§ **Task**
Without any of the pictures, print every record below exactly.

Element data from apps and pages:
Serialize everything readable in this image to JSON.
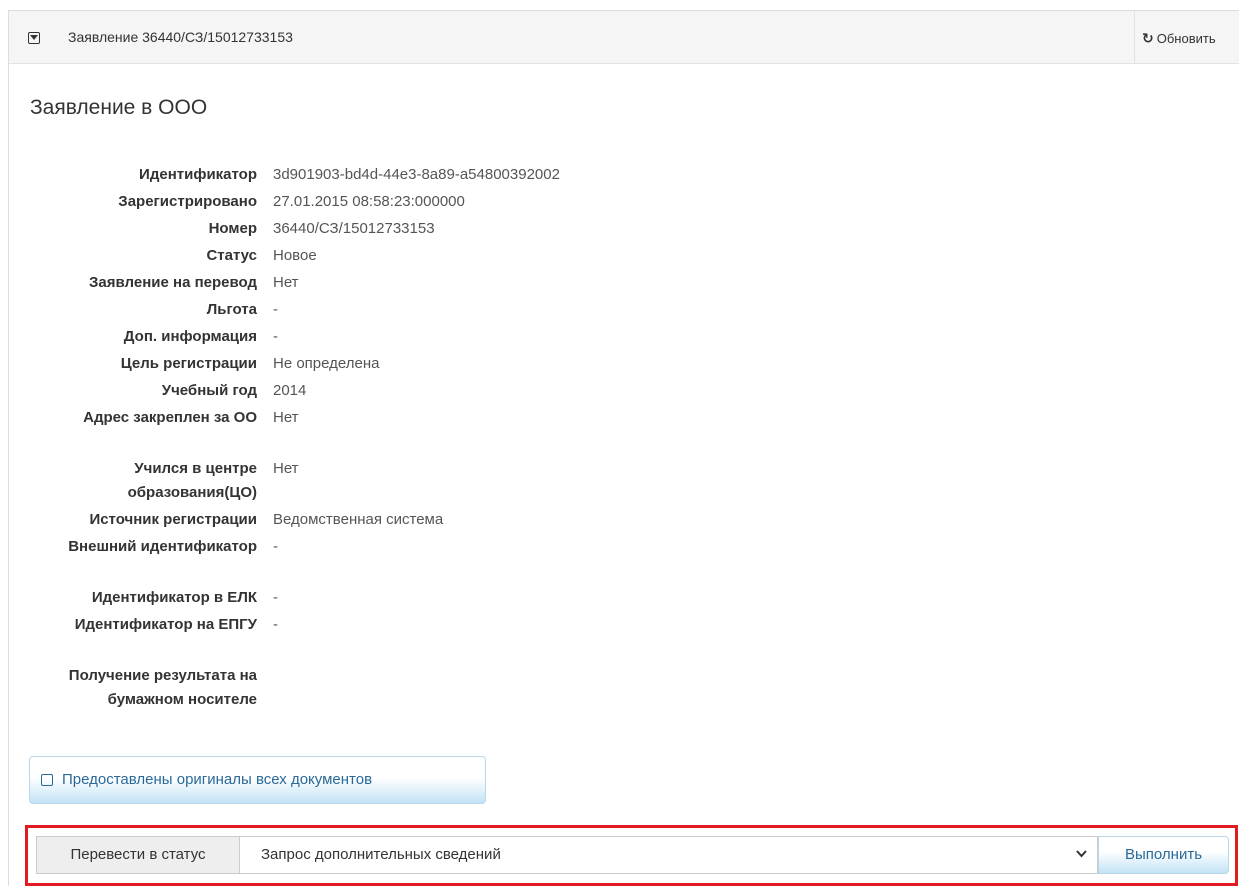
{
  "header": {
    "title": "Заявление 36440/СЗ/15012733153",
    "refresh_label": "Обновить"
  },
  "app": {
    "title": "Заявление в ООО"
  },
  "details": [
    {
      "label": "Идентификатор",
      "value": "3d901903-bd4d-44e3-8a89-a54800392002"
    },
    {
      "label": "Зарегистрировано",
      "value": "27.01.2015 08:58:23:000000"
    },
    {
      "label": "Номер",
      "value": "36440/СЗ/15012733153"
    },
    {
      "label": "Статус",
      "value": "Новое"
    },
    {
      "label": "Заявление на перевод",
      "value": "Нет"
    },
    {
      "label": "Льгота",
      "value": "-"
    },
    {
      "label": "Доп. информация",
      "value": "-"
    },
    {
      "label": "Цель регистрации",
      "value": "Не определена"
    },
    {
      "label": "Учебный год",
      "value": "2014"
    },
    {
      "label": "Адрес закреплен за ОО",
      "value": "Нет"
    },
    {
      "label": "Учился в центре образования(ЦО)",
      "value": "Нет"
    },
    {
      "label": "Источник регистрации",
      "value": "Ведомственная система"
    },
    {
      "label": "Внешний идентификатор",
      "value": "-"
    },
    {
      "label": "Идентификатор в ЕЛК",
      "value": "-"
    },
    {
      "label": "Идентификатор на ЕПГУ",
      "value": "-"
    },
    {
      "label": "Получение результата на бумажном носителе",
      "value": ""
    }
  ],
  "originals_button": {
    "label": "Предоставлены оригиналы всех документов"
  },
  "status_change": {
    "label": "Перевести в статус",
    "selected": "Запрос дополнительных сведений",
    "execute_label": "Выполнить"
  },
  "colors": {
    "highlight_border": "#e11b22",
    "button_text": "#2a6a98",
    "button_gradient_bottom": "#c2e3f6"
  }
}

§ **Answer to this task**
Serialize everything readable in this image to JSON.
{
  "header": {
    "title": "Заявление 36440/СЗ/15012733153",
    "refresh_label": "Обновить"
  },
  "app": {
    "title": "Заявление в ООО"
  },
  "details": [
    {
      "label": "Идентификатор",
      "value": "3d901903-bd4d-44e3-8a89-a54800392002"
    },
    {
      "label": "Зарегистрировано",
      "value": "27.01.2015 08:58:23:000000"
    },
    {
      "label": "Номер",
      "value": "36440/СЗ/15012733153"
    },
    {
      "label": "Статус",
      "value": "Новое"
    },
    {
      "label": "Заявление на перевод",
      "value": "Нет"
    },
    {
      "label": "Льгота",
      "value": "-"
    },
    {
      "label": "Доп. информация",
      "value": "-"
    },
    {
      "label": "Цель регистрации",
      "value": "Не определена"
    },
    {
      "label": "Учебный год",
      "value": "2014"
    },
    {
      "label": "Адрес закреплен за ОО",
      "value": "Нет"
    },
    {
      "label": "Учился в центре образования(ЦО)",
      "value": "Нет"
    },
    {
      "label": "Источник регистрации",
      "value": "Ведомственная система"
    },
    {
      "label": "Внешний идентификатор",
      "value": "-"
    },
    {
      "label": "Идентификатор в ЕЛК",
      "value": "-"
    },
    {
      "label": "Идентификатор на ЕПГУ",
      "value": "-"
    },
    {
      "label": "Получение результата на бумажном носителе",
      "value": ""
    }
  ],
  "originals_button": {
    "label": "Предоставлены оригиналы всех документов"
  },
  "status_change": {
    "label": "Перевести в статус",
    "selected": "Запрос дополнительных сведений",
    "execute_label": "Выполнить"
  },
  "colors": {
    "highlight_border": "#e11b22",
    "button_text": "#2a6a98",
    "button_gradient_bottom": "#c2e3f6"
  }
}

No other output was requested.